Big 12 Team Previews: Baylor BearsPosted by dnspewak on November 11th, 2011
Predicted finish: 2nd
2010-11 Record: 18-13, 7-9 (7th, Big 12)
Head Coach: Scott Drew, 9th season
Key Losses: Lacedarius Dunn (19.5 PPG)
It’s been an up-and-down stretch lately for Scott Drew at Baylor. In 2007-08, Drew led the Bears to their first NCAA Tournament appearance in decades, capping a remarkable turnaround for the program just five years after the ugly Patrick Dennehy murder scandal. With high expectations the next season, though, the Bears flopped; they then recovered for an Elite Eight appearance in 2009-10 before tumbling to a 7-9 record in Big 12 play last season. If the trend continues, perhaps BU will make a Final Four this season. That’s not even a wild scenario, considering the Bears have one of the nation’s most ferocious frontcourts. Even with all of the talent in Waco, they’ll need better point guard play, and they must learn how to play as a cohesive unit. If that happens, there’s no stopping these guys.
The Stars: Perry Jones could have made millions as an NBA Draft lottery pick this spring, but he bypassed that option and returned for his sophomore season at Baylor. Although the 6’11” forward wasn’t perfect last season, he was still one of the nation’s top freshman. In 2011-12, he’s a Big 12 Player of the Year and All-America candidate who can score from anywhere on the floor. The other star opposite of Jones is Quincy Miller, the freshman stud who loves to attack the offensive glass and use his freakish athleticism in transition. Like Jones, Miller is a long, fast forward with great defensive potential and a future in the NBA.
The Veterans: Many of the following players could be considered “stars.” That’s how individually talented these Bears appear to be on paper. Seniors Quincy Acy and Anthony Jones are versatile scoring and rebounding machines in the frontcourt (noticing a trend?), though Jones is a bit more perimeter-oriented. And that’s not all: former blue-chip recruit J’Mison Morgan provides the bulk in the paint with his 6’11” frame and shotblocking ability. Redshirt sophomore Cory Jefferson will also return after sitting out last year, and glue-guy Fred Ellis gives Baylor a steady veteran presence from an intangibles standpoint. Notice we haven’t yet mentioned a single guard. Leading the way in the backcourt is junior A.J. Walton, one of the league’s better passers at point guard.
The Newbies: Miller is the star of the class, but Drew didn’t stop there. He also hauled in dunking sensation Deuce Bello, a 6’4” guard out of North Carolina, as well as one of the nation’s top junior college recruits in point guard Pierre Jackson. He also plucked combo-guard Brady Heslip from Boston College and Logan Lowery, a forward from Centenary. Jackson is probably the key for Baylor this season. When the Bears have struggled, it’s because they’ve lacked strong point guard play.

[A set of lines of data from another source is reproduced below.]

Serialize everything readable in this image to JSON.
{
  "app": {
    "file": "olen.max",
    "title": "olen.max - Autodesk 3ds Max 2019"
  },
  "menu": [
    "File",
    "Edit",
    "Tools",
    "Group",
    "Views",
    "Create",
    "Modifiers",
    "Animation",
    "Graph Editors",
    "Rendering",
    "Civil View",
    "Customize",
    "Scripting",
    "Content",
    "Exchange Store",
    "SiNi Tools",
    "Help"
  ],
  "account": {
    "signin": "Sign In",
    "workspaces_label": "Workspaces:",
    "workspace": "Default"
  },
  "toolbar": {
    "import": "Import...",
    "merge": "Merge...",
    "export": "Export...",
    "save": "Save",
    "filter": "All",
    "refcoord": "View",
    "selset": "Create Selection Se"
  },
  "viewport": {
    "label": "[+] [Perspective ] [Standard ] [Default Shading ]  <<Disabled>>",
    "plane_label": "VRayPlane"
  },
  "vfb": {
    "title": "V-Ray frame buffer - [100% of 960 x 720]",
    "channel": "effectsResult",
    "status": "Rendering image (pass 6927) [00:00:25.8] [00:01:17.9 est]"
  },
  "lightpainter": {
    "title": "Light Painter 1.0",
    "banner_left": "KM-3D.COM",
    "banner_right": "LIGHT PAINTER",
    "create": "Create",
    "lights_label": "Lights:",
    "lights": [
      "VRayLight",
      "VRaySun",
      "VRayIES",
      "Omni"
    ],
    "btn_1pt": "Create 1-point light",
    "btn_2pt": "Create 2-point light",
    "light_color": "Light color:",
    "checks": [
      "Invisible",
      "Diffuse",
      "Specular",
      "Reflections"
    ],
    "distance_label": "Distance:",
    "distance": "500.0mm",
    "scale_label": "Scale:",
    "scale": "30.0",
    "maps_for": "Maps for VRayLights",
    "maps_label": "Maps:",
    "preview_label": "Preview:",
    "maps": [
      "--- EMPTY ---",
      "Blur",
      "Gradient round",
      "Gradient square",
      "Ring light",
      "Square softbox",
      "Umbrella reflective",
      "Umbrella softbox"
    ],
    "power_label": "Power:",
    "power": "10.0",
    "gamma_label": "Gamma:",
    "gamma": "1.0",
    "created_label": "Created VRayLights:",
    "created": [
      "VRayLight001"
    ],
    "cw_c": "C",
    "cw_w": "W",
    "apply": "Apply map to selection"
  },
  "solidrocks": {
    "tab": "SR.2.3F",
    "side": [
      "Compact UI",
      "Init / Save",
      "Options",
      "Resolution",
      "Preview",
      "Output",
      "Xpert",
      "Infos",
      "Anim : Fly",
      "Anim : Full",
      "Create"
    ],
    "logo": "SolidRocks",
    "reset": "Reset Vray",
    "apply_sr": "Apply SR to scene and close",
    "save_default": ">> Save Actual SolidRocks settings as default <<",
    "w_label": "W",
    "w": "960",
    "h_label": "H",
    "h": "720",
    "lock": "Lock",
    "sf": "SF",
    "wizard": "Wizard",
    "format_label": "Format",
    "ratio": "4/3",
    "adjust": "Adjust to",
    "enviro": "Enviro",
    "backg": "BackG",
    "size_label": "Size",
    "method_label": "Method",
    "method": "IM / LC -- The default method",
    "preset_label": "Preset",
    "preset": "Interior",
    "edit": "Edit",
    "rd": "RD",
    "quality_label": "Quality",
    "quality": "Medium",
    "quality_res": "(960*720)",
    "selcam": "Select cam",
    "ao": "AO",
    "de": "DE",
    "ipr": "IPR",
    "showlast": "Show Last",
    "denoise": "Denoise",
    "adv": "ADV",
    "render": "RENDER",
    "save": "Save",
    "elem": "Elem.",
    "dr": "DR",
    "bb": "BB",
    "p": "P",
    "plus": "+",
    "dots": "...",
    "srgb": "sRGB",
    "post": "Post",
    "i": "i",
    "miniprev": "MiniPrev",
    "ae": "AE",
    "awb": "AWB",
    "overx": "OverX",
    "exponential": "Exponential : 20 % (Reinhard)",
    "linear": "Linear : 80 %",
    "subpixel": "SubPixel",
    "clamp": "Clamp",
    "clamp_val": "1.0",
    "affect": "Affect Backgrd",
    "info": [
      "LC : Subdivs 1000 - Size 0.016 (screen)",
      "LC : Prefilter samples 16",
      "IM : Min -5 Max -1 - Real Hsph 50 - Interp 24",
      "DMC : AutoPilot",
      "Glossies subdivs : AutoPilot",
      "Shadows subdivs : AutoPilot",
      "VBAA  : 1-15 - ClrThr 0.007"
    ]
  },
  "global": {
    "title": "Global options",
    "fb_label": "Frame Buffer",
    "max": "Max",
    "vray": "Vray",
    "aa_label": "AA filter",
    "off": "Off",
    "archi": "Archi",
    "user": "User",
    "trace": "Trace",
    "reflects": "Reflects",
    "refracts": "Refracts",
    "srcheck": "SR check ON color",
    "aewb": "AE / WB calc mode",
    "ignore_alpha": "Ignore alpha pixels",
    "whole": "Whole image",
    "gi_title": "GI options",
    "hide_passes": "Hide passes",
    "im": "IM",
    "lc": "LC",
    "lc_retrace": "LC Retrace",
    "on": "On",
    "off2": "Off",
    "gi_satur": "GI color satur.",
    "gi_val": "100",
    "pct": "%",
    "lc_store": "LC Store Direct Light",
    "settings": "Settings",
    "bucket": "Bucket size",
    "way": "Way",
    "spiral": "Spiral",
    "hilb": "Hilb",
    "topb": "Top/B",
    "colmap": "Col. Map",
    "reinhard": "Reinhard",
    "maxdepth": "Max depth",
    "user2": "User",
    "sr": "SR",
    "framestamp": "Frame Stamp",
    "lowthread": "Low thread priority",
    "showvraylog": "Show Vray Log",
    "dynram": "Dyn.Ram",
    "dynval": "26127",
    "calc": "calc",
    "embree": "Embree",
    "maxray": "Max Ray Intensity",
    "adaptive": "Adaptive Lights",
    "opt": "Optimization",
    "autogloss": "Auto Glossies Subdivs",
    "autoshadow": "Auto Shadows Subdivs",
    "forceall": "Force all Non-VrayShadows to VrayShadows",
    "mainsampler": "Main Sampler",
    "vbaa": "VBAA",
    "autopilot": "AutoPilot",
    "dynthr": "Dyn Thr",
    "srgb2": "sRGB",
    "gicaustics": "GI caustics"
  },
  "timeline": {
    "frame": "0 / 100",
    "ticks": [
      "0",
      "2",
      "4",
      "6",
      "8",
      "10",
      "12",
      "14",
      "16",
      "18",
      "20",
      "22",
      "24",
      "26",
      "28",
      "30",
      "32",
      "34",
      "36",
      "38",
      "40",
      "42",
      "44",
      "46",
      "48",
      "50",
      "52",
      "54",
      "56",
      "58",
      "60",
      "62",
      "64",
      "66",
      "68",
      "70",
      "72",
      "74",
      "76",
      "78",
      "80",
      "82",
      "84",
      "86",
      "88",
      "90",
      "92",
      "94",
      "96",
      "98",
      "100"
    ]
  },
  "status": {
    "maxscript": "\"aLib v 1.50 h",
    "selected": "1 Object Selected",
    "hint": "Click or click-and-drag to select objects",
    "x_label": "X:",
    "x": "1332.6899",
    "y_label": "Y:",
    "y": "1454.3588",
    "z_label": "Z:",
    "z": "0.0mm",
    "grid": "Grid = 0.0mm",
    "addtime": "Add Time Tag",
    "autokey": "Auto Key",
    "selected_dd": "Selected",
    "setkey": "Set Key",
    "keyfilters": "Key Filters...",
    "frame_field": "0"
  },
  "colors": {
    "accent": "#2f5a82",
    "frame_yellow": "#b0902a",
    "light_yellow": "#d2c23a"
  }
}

Jackson sounds like an immediate difference-maker, but it often takes JuCo transfers a few months — or a full season — to adjust to D-I ball.
Breakout Candidate: J’Mison Morgan is the forgotten man in Baylor’s frontcourt. He’s lost a lot of weight since his days at UCLA, and he is one of the team’s top defensive players. It will be difficult for Morgan to make his mark with so much talent in front of him, but his shotblocking and wide frame will keep him in the rotation. Morgan may not lead the team in scoring, but he could be in store for a productive senior season.
Why They’re Better Than You Think: In short, this team fields an NBA starting lineup. The depth, athleticism and sheer talent is mind-blowing. On paper, Baylor’s roster has more individual accolades than any squad in the nation. If basketball were played on a computer simulation game, Baylor might finish undefeated.
Points of Concern: They don’t play basketball on paper or on the computer. They play it on the court, and this group has not proven it can play as one unit. Last season, Scott Drew fielded the same amount of talent; teams shuttered at the announcement of the starting lineup before games. But suddenly, once the team took the floor, there wasn’t any consistency or chemistry. Baylor didn’t pass very well, and it didn’t seem to ever be on the same page. That’s why a team with several NBA prospects finished 7-9 in the Big 12 and missed the NCAA Tournament. If Walton improves at point guard and Jackson plays like many expect him to, Baylor could win a National Championship. Otherwise, Baylor could find itself once again squandering a golden opportunity.